Stop clicking random short URL links

I've been ranting about this all week, so I'm taking a few minutes to blog about it here. Hopefully it does a little bit of good.

By now, everyone knows that OMG clicking a link can maybe reset your Samsung phone and erase all your data!!!11!! Unfortunately, it's true for a good many phones out there, including about a jillion Galaxy S2 models. Like mine. While I'm the first to say that OEMs need to get off their ass and patch the phone of every user in the world that still has a contract or is under warranty, I also know that in the end, it's us -- the users -- that are responsible for our own security. 

For some, like me and many of you, that means getting out the data cable, giving the OEM and their jacked version of Android the finger and flashing a custom ROM that fixes bugs and exploits. There are plenty of AOSP builds already made for my Galaxy S2, and I'll be flashing at least one of them this evening. But some of us can't (or just don't want to) hack things up and deal with different bugs on unofficial firmware. That's cool, too. Not everyone is an idiot who likes to break willing to hack their expensive phone. That means you get to sit and wait for a patch that may never come. What can you do?

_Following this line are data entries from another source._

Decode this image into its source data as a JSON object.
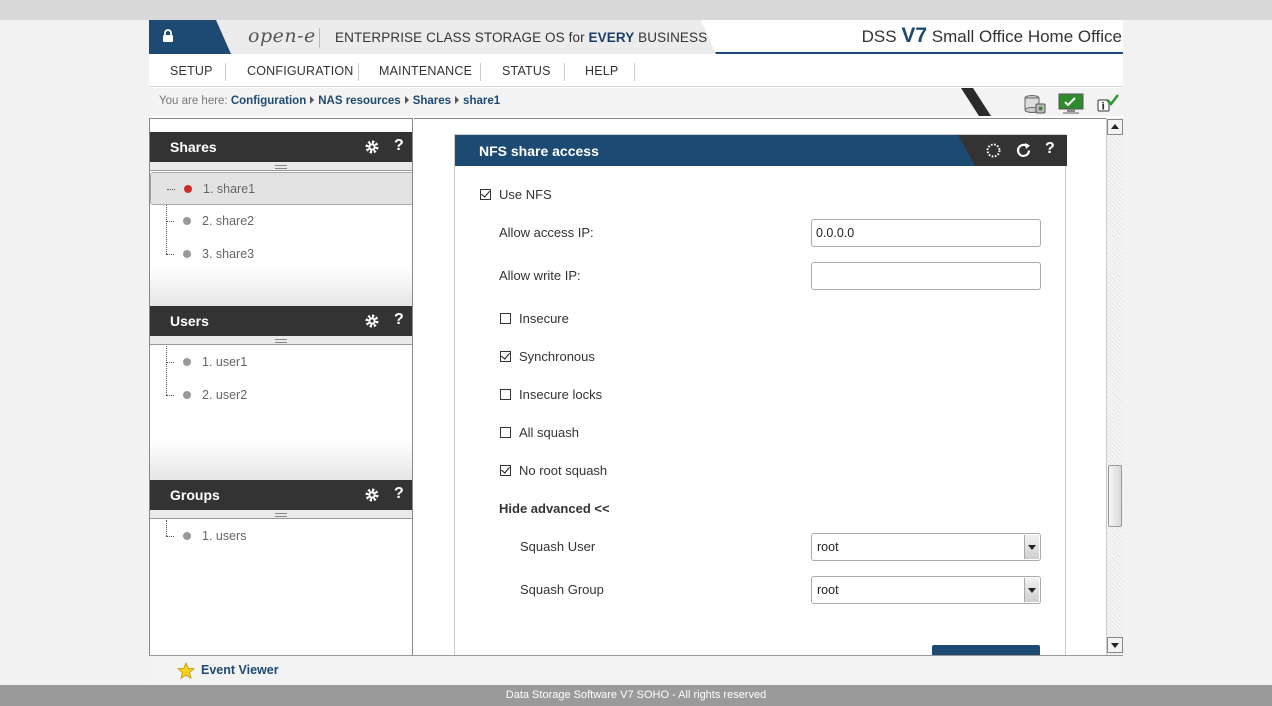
{
  "header": {
    "logo": "open-e",
    "tagline_pre": "ENTERPRISE CLASS STORAGE OS for ",
    "tagline_bold": "EVERY",
    "tagline_post": " BUSINESS",
    "product_dss": "DSS",
    "product_v7": "V7",
    "product_edition": "Small Office Home Office"
  },
  "menu": {
    "items": [
      "SETUP",
      "CONFIGURATION",
      "MAINTENANCE",
      "STATUS",
      "HELP"
    ]
  },
  "breadcrumb": {
    "prefix": "You are here:",
    "items": [
      "Configuration",
      "NAS resources",
      "Shares",
      "share1"
    ]
  },
  "left": {
    "shares": {
      "title": "Shares",
      "help": "?",
      "items": [
        "1. share1",
        "2. share2",
        "3. share3"
      ]
    },
    "users": {
      "title": "Users",
      "help": "?",
      "items": [
        "1. user1",
        "2. user2"
      ]
    },
    "groups": {
      "title": "Groups",
      "help": "?",
      "items": [
        "1. users"
      ]
    }
  },
  "nfs": {
    "title": "NFS share access",
    "help": "?",
    "use_nfs": {
      "label": "Use NFS",
      "checked": true
    },
    "allow_access_ip": {
      "label": "Allow access IP:",
      "value": "0.0.0.0"
    },
    "allow_write_ip": {
      "label": "Allow write IP:",
      "value": ""
    },
    "insecure": {
      "label": "Insecure",
      "checked": false
    },
    "synchronous": {
      "label": "Synchronous",
      "checked": true
    },
    "insecure_locks": {
      "label": "Insecure locks",
      "checked": false
    },
    "all_squash": {
      "label": "All squash",
      "checked": false
    },
    "no_root_squash": {
      "label": "No root squash",
      "checked": true
    },
    "hide_advanced": "Hide advanced <<",
    "squash_user": {
      "label": "Squash User",
      "value": "root"
    },
    "squash_group": {
      "label": "Squash Group",
      "value": "root"
    }
  },
  "event_viewer": "Event Viewer",
  "footer": "Data Storage Software V7 SOHO - All rights reserved",
  "colors": {
    "brand_blue": "#1d4a72",
    "panel_dark": "#333333",
    "selected_dot": "#c9302c"
  }
}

Here's a quick and dirty suggestion that will cut down on over 9,000-percent (totally made up figure) of exploits. 

Stop clicking random short URL links from people you don't know or trust. Stop. 

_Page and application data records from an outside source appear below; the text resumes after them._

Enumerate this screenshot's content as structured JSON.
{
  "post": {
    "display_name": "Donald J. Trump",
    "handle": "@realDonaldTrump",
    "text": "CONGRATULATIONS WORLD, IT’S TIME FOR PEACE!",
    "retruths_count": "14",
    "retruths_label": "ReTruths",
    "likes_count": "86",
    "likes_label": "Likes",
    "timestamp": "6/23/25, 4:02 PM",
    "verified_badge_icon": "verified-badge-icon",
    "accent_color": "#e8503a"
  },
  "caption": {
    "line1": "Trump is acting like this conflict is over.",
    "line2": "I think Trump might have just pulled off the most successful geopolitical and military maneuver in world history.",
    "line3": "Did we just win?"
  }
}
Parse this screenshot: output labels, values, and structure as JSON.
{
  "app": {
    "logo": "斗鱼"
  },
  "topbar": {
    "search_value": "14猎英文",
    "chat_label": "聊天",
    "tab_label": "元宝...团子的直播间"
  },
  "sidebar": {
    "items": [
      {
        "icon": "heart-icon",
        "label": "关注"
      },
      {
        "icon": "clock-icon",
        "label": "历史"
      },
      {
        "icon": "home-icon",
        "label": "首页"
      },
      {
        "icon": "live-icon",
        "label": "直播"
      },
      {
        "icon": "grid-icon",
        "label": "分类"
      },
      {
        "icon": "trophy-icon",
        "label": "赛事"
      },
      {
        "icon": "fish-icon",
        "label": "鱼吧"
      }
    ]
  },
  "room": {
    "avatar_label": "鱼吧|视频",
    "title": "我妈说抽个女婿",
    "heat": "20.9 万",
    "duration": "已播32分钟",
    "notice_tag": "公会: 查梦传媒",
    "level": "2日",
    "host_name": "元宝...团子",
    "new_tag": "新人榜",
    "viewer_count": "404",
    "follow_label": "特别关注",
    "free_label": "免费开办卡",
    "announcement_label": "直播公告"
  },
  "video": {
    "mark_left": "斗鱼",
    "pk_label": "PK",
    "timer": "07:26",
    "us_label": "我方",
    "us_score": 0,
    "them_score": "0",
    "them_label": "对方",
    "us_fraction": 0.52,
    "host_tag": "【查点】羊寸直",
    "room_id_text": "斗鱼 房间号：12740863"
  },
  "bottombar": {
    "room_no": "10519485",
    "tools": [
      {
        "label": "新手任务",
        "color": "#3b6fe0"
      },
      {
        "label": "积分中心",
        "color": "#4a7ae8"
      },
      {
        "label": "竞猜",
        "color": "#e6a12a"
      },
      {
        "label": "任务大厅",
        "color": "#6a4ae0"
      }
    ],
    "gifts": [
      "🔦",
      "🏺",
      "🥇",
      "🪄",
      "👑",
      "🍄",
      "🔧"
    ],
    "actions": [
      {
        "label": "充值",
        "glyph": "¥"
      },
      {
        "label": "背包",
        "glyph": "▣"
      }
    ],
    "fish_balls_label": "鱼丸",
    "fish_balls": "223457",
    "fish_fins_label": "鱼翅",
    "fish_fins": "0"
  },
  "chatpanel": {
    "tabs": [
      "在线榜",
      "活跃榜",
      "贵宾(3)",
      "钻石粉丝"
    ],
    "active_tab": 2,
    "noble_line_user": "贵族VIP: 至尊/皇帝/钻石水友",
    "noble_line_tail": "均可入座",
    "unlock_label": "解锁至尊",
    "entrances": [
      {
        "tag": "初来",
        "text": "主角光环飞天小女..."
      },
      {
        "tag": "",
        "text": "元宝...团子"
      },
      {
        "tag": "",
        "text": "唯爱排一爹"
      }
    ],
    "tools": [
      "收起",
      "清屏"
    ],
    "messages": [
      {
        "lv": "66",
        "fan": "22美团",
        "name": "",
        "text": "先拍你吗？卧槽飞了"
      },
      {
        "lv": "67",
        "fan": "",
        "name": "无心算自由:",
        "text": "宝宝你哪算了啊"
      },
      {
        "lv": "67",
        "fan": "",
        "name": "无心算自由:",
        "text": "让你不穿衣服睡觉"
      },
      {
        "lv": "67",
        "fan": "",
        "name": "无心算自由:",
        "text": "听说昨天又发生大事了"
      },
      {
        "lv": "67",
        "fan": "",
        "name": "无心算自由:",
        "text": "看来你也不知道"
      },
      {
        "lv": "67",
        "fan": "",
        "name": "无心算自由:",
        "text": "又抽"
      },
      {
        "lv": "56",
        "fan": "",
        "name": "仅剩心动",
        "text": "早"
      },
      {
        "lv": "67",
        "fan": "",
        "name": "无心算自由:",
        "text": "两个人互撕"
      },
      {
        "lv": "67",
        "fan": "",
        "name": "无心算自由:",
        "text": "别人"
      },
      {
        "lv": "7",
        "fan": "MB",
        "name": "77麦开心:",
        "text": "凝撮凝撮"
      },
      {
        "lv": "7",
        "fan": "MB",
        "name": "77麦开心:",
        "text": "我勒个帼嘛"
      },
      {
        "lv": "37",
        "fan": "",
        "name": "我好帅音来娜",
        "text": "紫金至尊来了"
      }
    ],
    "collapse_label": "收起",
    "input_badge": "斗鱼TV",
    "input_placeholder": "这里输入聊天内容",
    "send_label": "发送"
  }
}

How easy is it to hide a link to something disgusting, unsafe, or illegal inside a short link? Way too easy. Head to and follow the instructions. And that's just one of many URL shorteners out there. In fact, if you're wanting to make a short link to a script or other bit of evil that legit URL shorteners have blocked, a cheap GoDaddy website and a bit of Googling can help you make your own. Then you can hide all sorts of nefarious shit in plain sight.

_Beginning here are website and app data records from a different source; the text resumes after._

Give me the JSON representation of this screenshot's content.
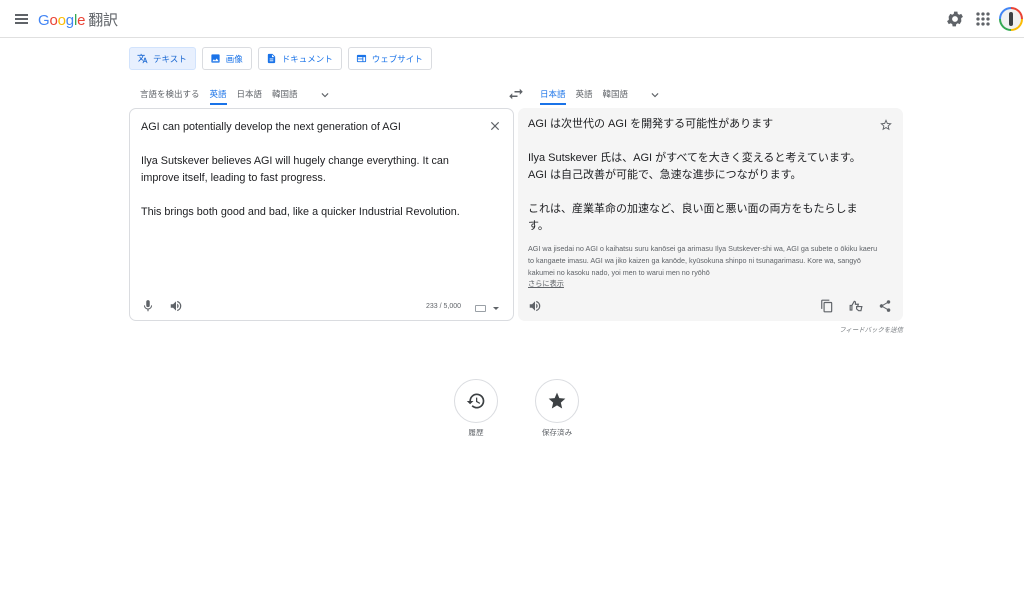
{
  "header": {
    "logo": {
      "G": "G",
      "o1": "o",
      "o2": "o",
      "g": "g",
      "l": "l",
      "e": "e"
    },
    "product_name": "翻訳",
    "icons": [
      "menu-icon",
      "gear-icon",
      "apps-grid-icon",
      "account-avatar"
    ]
  },
  "modes": [
    {
      "label": "テキスト",
      "icon": "translate-icon",
      "active": true
    },
    {
      "label": "画像",
      "icon": "image-icon",
      "active": false
    },
    {
      "label": "ドキュメント",
      "icon": "document-icon",
      "active": false
    },
    {
      "label": "ウェブサイト",
      "icon": "website-icon",
      "active": false
    }
  ],
  "source_langs": [
    "言語を検出する",
    "英語",
    "日本語",
    "韓国語"
  ],
  "target_langs": [
    "日本語",
    "英語",
    "韓国語"
  ],
  "source_text": "AGI can potentially develop the next generation of AGI\n\nIlya Sutskever believes AGI will hugely change everything. It can improve itself, leading to fast progress.\n\nThis brings both good and bad, like a quicker Industrial Revolution.",
  "target_text": "AGI は次世代の AGI を開発する可能性があります\n\nIlya Sutskever 氏は、AGI がすべてを大きく変えると考えています。AGI は自己改善が可能で、急速な進歩につながります。\n\nこれは、産業革命の加速など、良い面と悪い面の両方をもたらします。",
  "romanization": "AGI wa jisedai no AGI o kaihatsu suru kanōsei ga arimasu Ilya Sutskever-shi wa, AGI ga subete o ōkiku kaeru to kangaete imasu. AGI wa jiko kaizen ga kanōde, kyūsokuna shinpo ni tsunagarimasu. Kore wa, sangyō kakumei no kasoku nado, yoi men to warui men no ryōhō",
  "show_more": "さらに表示",
  "char_count": "233 / 5,000",
  "feedback": "フィードバックを送信",
  "bottom": {
    "history": "履歴",
    "saved": "保存済み"
  },
  "colors": {
    "accent": "#1a73e8",
    "active_bg": "#e8f0fe",
    "target_bg": "#f5f5f5",
    "border": "#dadce0"
  }
}
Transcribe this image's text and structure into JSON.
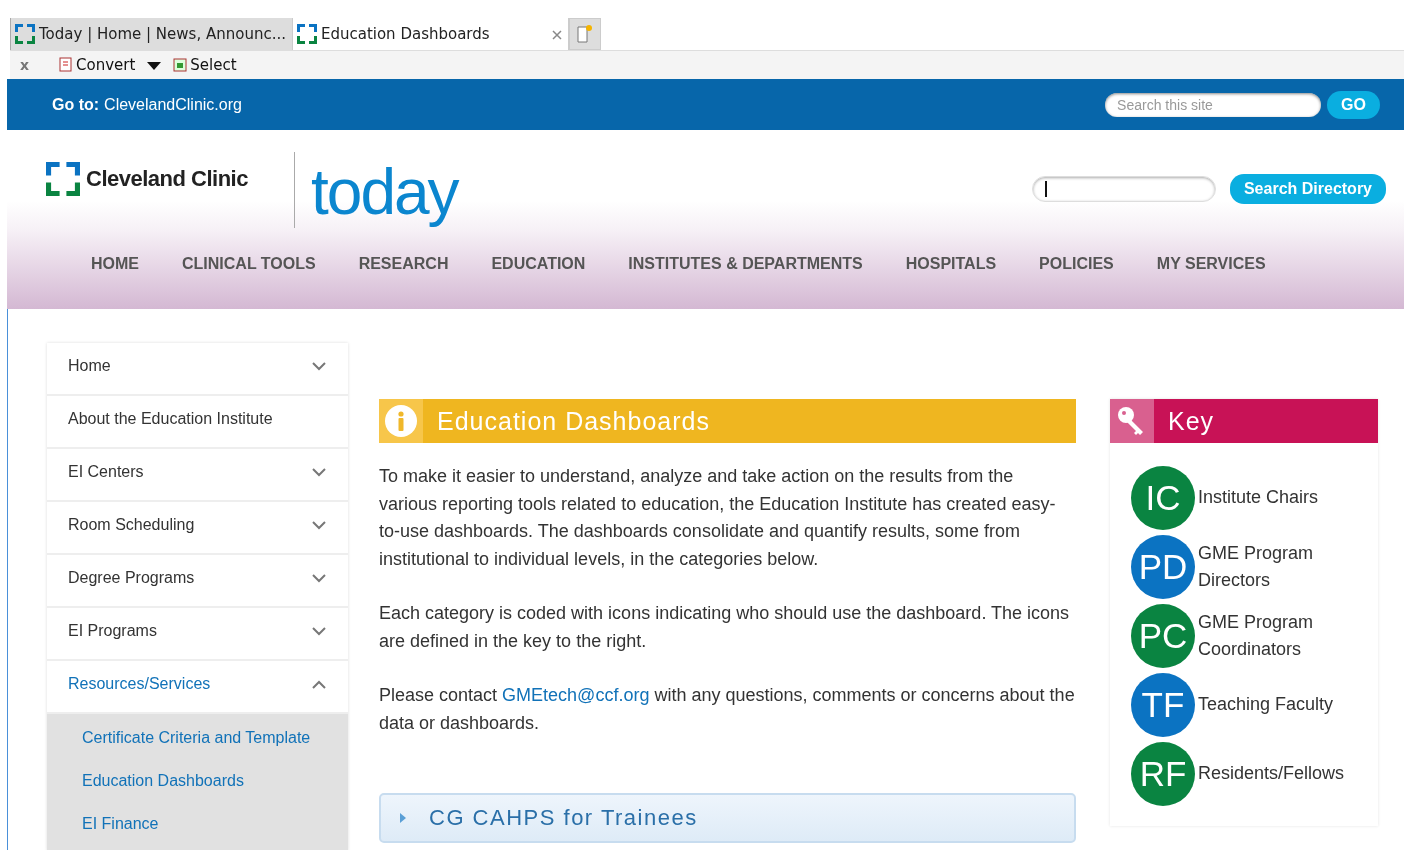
{
  "browser": {
    "tabs": [
      {
        "label": "Today | Home | News, Announc...",
        "selected": false
      },
      {
        "label": "Education Dashboards",
        "selected": true
      }
    ],
    "toolbar": {
      "close": "x",
      "convert": "Convert",
      "select": "Select"
    }
  },
  "top_bar": {
    "goto_label": "Go to:",
    "goto_link": "ClevelandClinic.org",
    "search": {
      "placeholder": "Search this site"
    },
    "go_button": "GO"
  },
  "header": {
    "logo_text": "Cleveland Clinic",
    "site_name": "today",
    "directory_button": "Search Directory"
  },
  "nav": {
    "items": [
      "HOME",
      "CLINICAL TOOLS",
      "RESEARCH",
      "EDUCATION",
      "INSTITUTES & DEPARTMENTS",
      "HOSPITALS",
      "POLICIES",
      "MY SERVICES"
    ]
  },
  "sidebar": {
    "items": [
      {
        "label": "Home",
        "kind": "toggle",
        "expanded": false,
        "selected": false
      },
      {
        "label": "About the Education Institute",
        "kind": "link",
        "selected": false
      },
      {
        "label": "EI Centers",
        "kind": "toggle",
        "expanded": false,
        "selected": false
      },
      {
        "label": "Room Scheduling",
        "kind": "toggle",
        "expanded": false,
        "selected": false
      },
      {
        "label": "Degree Programs",
        "kind": "toggle",
        "expanded": false,
        "selected": false
      },
      {
        "label": "EI Programs",
        "kind": "toggle",
        "expanded": false,
        "selected": false
      },
      {
        "label": "Resources/Services",
        "kind": "toggle",
        "expanded": true,
        "selected": true,
        "children": [
          {
            "label": "Certificate Criteria and Template"
          },
          {
            "label": "Education Dashboards"
          },
          {
            "label": "EI Finance"
          }
        ]
      }
    ]
  },
  "article": {
    "title": "Education Dashboards",
    "paragraphs": [
      {
        "text": "To make it easier to understand, analyze and take action on the results from the various reporting tools related to education, the Education Institute has created easy-to-use dashboards. The dashboards consolidate and quantify results, some from institutional to individual levels, in the categories below."
      },
      {
        "text": "Each category is coded with icons indicating who should use the dashboard. The icons are defined in the key to the right."
      },
      {
        "text": "Please contact",
        "link": "GMEtech@ccf.org",
        "after": "with any questions, comments or concerns about the data or dashboards."
      }
    ],
    "sections": [
      {
        "title": "CG CAHPS for Trainees",
        "expanded": false
      }
    ]
  },
  "key": {
    "title": "Key",
    "entries": [
      {
        "abbr": "IC",
        "label": "Institute Chairs",
        "color": "#0a8441"
      },
      {
        "abbr": "PD",
        "label": "GME Program Directors",
        "color": "#0b73c2"
      },
      {
        "abbr": "PC",
        "label": "GME Program Coordinators",
        "color": "#0a8441"
      },
      {
        "abbr": "TF",
        "label": "Teaching Faculty",
        "color": "#0b73c2"
      },
      {
        "abbr": "RF",
        "label": "Residents/Fellows",
        "color": "#0a8441"
      }
    ]
  }
}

Knowing this, the next time you get a random text message, or @reply on Twitter, or Google+ spam, or Facebook spam (and this could go on forever), don't click the damn thing. Delete it. Maybe even report it. Reply to it that you think the sender is a douchebag. Do anything but click it. Only trust people you know you should trust. You can trust your bank. You can trust your church. You can trust us. You can't trust 86114 or the Prince of Nigeria.

By only clicking short links from people you trust, you'll have a pretty good idea where they are sending you is something that won't break your phone. Or if it does, you know who to kick in the balls for it afterwards.

Jerry Hildenbrand
Senior Editor — Google Ecosystem

Jerry is an amateur woodworker and struggling shade tree mechanic. There's nothing he can't take apart, but many things he can't reassemble. You'll find him writing and speaking his loud opinion on Android Central and occasionally on Twitter.